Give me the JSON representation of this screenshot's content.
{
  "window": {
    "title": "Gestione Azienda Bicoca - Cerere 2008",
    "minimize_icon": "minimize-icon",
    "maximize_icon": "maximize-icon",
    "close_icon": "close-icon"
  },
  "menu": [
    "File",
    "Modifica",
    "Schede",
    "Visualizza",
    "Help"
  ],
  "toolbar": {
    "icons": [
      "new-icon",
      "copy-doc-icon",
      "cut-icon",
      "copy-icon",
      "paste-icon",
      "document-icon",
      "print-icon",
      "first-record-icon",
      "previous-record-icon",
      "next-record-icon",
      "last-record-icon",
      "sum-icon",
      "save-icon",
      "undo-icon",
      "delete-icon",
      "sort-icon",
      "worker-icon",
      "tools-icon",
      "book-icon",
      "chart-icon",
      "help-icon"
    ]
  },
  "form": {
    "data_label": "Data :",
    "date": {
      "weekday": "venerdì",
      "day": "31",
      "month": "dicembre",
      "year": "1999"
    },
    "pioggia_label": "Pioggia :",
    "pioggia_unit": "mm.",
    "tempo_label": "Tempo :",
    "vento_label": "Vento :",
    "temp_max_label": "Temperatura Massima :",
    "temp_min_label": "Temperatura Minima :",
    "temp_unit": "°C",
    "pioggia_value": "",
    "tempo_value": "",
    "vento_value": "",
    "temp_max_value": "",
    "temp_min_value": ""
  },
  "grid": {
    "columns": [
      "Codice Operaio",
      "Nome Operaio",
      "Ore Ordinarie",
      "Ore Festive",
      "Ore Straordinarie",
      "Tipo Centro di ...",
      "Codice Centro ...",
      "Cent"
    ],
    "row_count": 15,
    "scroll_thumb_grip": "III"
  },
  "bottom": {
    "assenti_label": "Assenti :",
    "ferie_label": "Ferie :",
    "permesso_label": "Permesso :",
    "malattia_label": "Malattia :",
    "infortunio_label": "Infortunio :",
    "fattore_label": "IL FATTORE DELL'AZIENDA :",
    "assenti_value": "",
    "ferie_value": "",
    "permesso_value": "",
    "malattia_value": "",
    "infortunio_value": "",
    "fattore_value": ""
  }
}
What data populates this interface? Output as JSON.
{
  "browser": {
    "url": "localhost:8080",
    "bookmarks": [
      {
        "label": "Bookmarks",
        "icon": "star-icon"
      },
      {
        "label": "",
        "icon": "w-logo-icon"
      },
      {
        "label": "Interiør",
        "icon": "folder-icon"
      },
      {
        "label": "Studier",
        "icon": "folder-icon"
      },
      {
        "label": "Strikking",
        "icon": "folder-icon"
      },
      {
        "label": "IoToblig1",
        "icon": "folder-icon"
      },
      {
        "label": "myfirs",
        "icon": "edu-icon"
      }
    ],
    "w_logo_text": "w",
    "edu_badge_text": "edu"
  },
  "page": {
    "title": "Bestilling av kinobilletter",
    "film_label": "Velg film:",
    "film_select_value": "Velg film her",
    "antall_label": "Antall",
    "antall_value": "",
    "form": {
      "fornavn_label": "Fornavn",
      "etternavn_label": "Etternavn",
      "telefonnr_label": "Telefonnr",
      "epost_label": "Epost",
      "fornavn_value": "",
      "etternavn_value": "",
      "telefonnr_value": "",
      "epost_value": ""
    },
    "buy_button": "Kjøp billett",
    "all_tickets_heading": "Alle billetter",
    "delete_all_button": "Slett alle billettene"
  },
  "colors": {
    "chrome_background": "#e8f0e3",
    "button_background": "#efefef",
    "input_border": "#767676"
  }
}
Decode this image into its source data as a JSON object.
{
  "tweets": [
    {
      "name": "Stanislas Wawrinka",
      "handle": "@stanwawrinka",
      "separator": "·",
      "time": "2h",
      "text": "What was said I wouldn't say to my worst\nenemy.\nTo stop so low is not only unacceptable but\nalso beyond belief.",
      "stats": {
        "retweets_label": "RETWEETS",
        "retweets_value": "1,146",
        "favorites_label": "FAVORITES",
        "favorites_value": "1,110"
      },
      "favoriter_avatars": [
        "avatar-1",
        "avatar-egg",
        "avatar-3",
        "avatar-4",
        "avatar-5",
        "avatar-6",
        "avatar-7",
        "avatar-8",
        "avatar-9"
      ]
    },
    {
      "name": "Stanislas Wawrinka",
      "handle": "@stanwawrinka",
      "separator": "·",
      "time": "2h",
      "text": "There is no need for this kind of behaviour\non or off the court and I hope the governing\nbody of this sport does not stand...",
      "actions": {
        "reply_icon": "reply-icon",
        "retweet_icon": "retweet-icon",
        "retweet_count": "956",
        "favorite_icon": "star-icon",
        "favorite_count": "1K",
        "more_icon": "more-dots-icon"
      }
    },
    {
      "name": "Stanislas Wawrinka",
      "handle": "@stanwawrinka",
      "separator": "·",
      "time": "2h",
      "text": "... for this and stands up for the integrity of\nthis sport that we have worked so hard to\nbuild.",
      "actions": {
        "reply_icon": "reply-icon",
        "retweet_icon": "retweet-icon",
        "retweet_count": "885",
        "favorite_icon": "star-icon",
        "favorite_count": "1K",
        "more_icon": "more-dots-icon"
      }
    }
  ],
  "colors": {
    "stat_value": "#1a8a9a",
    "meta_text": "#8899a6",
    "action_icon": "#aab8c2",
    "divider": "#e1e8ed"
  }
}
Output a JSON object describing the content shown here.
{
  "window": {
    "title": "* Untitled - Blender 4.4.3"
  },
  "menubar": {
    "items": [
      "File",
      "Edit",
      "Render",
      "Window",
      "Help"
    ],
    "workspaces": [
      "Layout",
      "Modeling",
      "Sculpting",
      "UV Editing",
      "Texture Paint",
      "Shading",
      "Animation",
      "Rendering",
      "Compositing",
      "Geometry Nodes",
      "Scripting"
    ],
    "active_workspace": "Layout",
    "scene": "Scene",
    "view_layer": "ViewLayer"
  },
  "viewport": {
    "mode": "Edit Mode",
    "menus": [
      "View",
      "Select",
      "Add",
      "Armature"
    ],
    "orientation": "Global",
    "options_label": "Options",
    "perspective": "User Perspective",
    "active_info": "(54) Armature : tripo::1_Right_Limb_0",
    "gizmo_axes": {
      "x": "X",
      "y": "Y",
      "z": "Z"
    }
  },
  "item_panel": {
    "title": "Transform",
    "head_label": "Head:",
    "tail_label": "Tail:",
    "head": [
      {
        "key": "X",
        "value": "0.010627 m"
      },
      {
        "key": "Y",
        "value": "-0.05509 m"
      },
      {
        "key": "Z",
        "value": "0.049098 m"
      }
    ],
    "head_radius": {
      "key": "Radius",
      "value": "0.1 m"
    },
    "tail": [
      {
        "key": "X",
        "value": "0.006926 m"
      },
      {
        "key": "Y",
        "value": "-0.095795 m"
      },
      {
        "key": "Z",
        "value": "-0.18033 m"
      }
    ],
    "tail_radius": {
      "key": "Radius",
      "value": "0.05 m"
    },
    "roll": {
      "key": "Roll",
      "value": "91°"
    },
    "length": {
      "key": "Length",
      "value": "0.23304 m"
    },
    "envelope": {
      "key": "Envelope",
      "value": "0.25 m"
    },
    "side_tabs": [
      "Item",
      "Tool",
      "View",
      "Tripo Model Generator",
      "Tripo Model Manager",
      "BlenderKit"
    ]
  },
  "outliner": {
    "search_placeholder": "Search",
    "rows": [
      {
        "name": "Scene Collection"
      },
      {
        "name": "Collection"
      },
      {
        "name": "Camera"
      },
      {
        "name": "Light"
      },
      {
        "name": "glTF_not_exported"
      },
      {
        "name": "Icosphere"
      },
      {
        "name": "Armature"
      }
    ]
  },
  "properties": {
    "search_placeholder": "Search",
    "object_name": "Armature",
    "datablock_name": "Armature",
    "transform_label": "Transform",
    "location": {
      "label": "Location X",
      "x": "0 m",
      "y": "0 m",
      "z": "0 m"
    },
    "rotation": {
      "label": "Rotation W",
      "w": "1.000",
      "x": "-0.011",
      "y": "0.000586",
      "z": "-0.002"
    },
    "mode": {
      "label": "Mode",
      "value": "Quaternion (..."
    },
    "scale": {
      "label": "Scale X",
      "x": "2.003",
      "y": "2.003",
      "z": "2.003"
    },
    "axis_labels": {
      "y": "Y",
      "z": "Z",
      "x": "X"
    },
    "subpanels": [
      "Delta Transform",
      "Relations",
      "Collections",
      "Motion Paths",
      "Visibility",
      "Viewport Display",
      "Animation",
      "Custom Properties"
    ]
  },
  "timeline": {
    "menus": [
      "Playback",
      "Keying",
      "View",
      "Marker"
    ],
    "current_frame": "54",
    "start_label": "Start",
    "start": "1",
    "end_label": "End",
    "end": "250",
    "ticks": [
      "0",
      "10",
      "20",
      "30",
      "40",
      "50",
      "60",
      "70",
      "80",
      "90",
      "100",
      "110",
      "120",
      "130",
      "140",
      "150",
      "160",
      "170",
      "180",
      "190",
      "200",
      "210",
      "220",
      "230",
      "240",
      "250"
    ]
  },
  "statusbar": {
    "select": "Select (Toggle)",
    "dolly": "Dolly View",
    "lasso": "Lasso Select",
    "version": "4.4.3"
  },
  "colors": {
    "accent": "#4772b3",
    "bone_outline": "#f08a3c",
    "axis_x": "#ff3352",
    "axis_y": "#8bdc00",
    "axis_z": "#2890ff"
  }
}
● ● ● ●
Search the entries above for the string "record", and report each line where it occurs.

Answer box:
      "first-record-icon",
      "previous-record-icon",
      "next-record-icon",
      "last-record-icon",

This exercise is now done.